Line by line, retype the whole listing exactly.

(SUPPLIED ENTRIES)

---

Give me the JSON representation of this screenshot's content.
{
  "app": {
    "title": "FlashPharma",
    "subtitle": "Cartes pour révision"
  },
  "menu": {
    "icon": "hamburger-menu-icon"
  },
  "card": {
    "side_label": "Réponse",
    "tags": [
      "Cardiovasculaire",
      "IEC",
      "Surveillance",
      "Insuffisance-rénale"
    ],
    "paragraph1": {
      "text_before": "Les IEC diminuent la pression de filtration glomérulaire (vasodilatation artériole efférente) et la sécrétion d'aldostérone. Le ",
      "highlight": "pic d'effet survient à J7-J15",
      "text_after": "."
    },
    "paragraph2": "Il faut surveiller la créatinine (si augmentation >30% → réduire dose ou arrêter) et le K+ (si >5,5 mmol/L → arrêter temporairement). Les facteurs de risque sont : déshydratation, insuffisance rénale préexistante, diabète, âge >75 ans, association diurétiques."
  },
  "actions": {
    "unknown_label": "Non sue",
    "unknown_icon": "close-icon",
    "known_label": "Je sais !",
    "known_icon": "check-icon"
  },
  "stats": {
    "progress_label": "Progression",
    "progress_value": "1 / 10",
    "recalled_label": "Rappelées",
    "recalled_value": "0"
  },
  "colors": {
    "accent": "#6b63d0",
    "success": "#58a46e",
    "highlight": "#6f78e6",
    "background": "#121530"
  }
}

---

(ANSWER SPACE)
Give me the JSON representation of this screenshot's content.
{
  "app": {
    "title": "FlashPharma",
    "subtitle": "Cartes pour révision"
  },
  "menu": {
    "icon": "hamburger-menu-icon"
  },
  "card": {
    "side_label": "Réponse",
    "tags": [
      "Cardiovasculaire",
      "IEC",
      "Surveillance",
      "Insuffisance-rénale"
    ],
    "paragraph1": {
      "text_before": "Les IEC diminuent la pression de filtration glomérulaire (vasodilatation artériole efférente) et la sécrétion d'aldostérone. Le ",
      "highlight": "pic d'effet survient à J7-J15",
      "text_after": "."
    },
    "paragraph2": "Il faut surveiller la créatinine (si augmentation >30% → réduire dose ou arrêter) et le K+ (si >5,5 mmol/L → arrêter temporairement). Les facteurs de risque sont : déshydratation, insuffisance rénale préexistante, diabète, âge >75 ans, association diurétiques."
  },
  "actions": {
    "unknown_label": "Non sue",
    "unknown_icon": "close-icon",
    "known_label": "Je sais !",
    "known_icon": "check-icon"
  },
  "stats": {
    "progress_label": "Progression",
    "progress_value": "1 / 10",
    "recalled_label": "Rappelées",
    "recalled_value": "0"
  },
  "colors": {
    "accent": "#6b63d0",
    "success": "#58a46e",
    "highlight": "#6f78e6",
    "background": "#121530"
  }
}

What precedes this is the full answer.